Introduction to the Torah
Many Jews and Christians believe Moses authored the first five books of the Bible commonly referred to as the Torah (Heb. תּוֹרָה) or Pentateuch (Gr. Πεντάτευχος). They may assume God’s revelation to Moses was passed down to us as follows:
- God spoke to Moses;
- Moses wrote it all down in Hebrew;
- The Hebrew words Moses wrote constitute the source text for our English translations.
Unfortunately, the matter is not so simple. Even if Moses did record words given to him by God (see Exod. 24:3-4; 34:27; Deut. 31:9), there are numerous difficulties with the Hebrew Masoretic text suggesting it is not consistent with any ancient text Moses could have authored.
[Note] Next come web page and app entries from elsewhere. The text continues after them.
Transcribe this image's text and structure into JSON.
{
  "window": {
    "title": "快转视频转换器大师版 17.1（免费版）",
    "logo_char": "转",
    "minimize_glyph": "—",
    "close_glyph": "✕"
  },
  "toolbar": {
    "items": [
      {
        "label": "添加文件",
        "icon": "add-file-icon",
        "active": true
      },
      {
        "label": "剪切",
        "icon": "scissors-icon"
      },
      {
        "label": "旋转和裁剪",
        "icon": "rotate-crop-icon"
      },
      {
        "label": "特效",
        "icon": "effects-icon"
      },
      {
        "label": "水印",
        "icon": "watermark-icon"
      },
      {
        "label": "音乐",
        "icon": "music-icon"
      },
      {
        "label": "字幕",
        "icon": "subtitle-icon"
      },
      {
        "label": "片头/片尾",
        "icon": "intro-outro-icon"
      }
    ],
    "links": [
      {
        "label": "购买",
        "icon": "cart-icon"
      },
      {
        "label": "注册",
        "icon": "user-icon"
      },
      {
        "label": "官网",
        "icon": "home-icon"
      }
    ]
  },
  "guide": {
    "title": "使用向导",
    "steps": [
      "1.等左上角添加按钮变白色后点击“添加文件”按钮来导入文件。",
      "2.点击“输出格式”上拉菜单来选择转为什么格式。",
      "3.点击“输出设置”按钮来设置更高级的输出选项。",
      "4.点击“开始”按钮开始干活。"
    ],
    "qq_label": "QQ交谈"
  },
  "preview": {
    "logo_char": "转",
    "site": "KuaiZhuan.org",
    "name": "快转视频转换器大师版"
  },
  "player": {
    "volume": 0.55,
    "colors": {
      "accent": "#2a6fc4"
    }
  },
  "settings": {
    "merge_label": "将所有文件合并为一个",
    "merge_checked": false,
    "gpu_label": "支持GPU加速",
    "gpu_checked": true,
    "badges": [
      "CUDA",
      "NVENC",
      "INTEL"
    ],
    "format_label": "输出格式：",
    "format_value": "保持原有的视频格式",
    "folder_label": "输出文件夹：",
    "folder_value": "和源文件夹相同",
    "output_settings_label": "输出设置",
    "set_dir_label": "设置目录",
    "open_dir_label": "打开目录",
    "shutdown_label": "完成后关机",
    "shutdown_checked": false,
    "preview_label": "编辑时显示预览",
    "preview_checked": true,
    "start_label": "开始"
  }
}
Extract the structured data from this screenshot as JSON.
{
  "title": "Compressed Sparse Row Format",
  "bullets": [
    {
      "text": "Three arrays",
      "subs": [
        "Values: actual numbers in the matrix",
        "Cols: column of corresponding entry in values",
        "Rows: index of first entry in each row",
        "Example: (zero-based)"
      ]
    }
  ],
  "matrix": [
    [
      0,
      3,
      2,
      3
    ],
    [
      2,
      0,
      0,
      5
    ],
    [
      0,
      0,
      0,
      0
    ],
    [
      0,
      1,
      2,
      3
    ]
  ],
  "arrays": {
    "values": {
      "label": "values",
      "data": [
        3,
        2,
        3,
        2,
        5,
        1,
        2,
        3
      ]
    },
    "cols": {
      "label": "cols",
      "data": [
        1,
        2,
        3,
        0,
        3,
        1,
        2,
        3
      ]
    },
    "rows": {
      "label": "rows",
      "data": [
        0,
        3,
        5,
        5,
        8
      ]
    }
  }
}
Little of what I say on this topic is new. Scholars have been studying the issue of Torah authorship intently for well over a century, and a great number have concluded it is the product of multiple authors writing over a period of several centuries. This view is known as the Documentary Hypothesis (DH). Prof. Richard Elliott Friedman says, “…there is hardly a biblical scholar in the world actively working on the problem who would claim that the Five Books of Moses were written by Moses—or by any one person.” I am simply summarizing the results of this scholarly work, which, at this point, the general public is largely oblivious to. In the late nineteenth century, Washington Gladden commented on the view Moses wrote the Torah saying, “It is held to-day by very few eminent Christian scholars.” He further lamented, “…the results of conservative scholarship have been very imperfectly reported to the laity of the churches. Many facts about the Bible are now known by intelligent ministers of which their congregations do not hear. An anxious and not unnatural feeling has prevailed that the faith of the people in the Bible would be shaken if the facts were known.” Sadly, the situation has not changed appreciably in over a hundred years.
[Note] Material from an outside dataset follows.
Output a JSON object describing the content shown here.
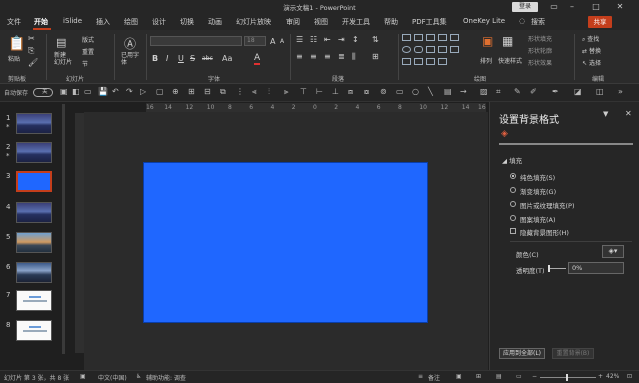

Some will argue the DH has been debunked. This is wishful thinking. Although some aspects of the DH are speculative, and opposing arguments have been offered, it is still the dominant view among scholars because there are so many solid arguments remaining when the more speculative are set aside. Ultimately, even if the DH is only partially correct, the implications are devastating for those Jews and Christians who feel the Torah must be absolutely free from error or any human editing to be a reliable source for their faiths.
 Gladden, 11.